_WHAT YOU HAVE TO DO:_ Set down each entry again exactly as written.

_SUPPLIED MATERIAL:_

══════

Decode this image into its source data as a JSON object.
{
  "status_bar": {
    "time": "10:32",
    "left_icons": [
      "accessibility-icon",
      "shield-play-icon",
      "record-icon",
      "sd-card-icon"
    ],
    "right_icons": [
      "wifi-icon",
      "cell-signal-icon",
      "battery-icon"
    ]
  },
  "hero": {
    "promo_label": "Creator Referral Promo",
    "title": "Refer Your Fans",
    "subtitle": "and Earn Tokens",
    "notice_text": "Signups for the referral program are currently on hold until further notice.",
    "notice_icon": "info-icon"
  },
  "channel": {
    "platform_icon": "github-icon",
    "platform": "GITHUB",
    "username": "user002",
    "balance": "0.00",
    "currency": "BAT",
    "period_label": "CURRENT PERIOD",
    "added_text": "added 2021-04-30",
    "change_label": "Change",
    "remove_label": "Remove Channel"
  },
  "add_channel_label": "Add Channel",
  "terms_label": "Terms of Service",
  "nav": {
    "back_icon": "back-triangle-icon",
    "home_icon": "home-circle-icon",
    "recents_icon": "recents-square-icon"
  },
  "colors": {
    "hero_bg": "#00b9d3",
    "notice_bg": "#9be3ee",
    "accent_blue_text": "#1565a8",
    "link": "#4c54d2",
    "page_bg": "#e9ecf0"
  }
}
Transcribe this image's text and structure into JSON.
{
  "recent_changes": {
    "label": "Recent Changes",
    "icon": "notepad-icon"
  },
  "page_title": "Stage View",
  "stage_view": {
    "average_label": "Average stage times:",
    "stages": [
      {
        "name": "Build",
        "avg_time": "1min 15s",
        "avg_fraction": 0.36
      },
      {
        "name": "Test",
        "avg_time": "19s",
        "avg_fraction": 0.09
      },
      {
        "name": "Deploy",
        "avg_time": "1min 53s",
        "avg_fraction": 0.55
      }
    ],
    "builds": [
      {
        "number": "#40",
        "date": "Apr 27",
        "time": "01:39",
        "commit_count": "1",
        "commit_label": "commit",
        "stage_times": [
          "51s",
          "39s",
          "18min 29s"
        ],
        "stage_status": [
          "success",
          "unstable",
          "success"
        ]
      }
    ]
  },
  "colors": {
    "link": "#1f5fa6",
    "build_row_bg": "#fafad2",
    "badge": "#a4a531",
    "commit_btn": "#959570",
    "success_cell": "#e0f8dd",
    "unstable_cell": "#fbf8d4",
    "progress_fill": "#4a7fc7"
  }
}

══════

_ANSWER TO THE PROBLEM:_
Decode this image into its source data as a JSON object.
{
  "status_bar": {
    "time": "10:32",
    "left_icons": [
      "accessibility-icon",
      "shield-play-icon",
      "record-icon",
      "sd-card-icon"
    ],
    "right_icons": [
      "wifi-icon",
      "cell-signal-icon",
      "battery-icon"
    ]
  },
  "hero": {
    "promo_label": "Creator Referral Promo",
    "title": "Refer Your Fans",
    "subtitle": "and Earn Tokens",
    "notice_text": "Signups for the referral program are currently on hold until further notice.",
    "notice_icon": "info-icon"
  },
  "channel": {
    "platform_icon": "github-icon",
    "platform": "GITHUB",
    "username": "user002",
    "balance": "0.00",
    "currency": "BAT",
    "period_label": "CURRENT PERIOD",
    "added_text": "added 2021-04-30",
    "change_label": "Change",
    "remove_label": "Remove Channel"
  },
  "add_channel_label": "Add Channel",
  "terms_label": "Terms of Service",
  "nav": {
    "back_icon": "back-triangle-icon",
    "home_icon": "home-circle-icon",
    "recents_icon": "recents-square-icon"
  },
  "colors": {
    "hero_bg": "#00b9d3",
    "notice_bg": "#9be3ee",
    "accent_blue_text": "#1565a8",
    "link": "#4c54d2",
    "page_bg": "#e9ecf0"
  }
}
Transcribe this image's text and structure into JSON.
{
  "recent_changes": {
    "label": "Recent Changes",
    "icon": "notepad-icon"
  },
  "page_title": "Stage View",
  "stage_view": {
    "average_label": "Average stage times:",
    "stages": [
      {
        "name": "Build",
        "avg_time": "1min 15s",
        "avg_fraction": 0.36
      },
      {
        "name": "Test",
        "avg_time": "19s",
        "avg_fraction": 0.09
      },
      {
        "name": "Deploy",
        "avg_time": "1min 53s",
        "avg_fraction": 0.55
      }
    ],
    "builds": [
      {
        "number": "#40",
        "date": "Apr 27",
        "time": "01:39",
        "commit_count": "1",
        "commit_label": "commit",
        "stage_times": [
          "51s",
          "39s",
          "18min 29s"
        ],
        "stage_status": [
          "success",
          "unstable",
          "success"
        ]
      }
    ]
  },
  "colors": {
    "link": "#1f5fa6",
    "build_row_bg": "#fafad2",
    "badge": "#a4a531",
    "commit_btn": "#959570",
    "success_cell": "#e0f8dd",
    "unstable_cell": "#fbf8d4",
    "progress_fill": "#4a7fc7"
  }
}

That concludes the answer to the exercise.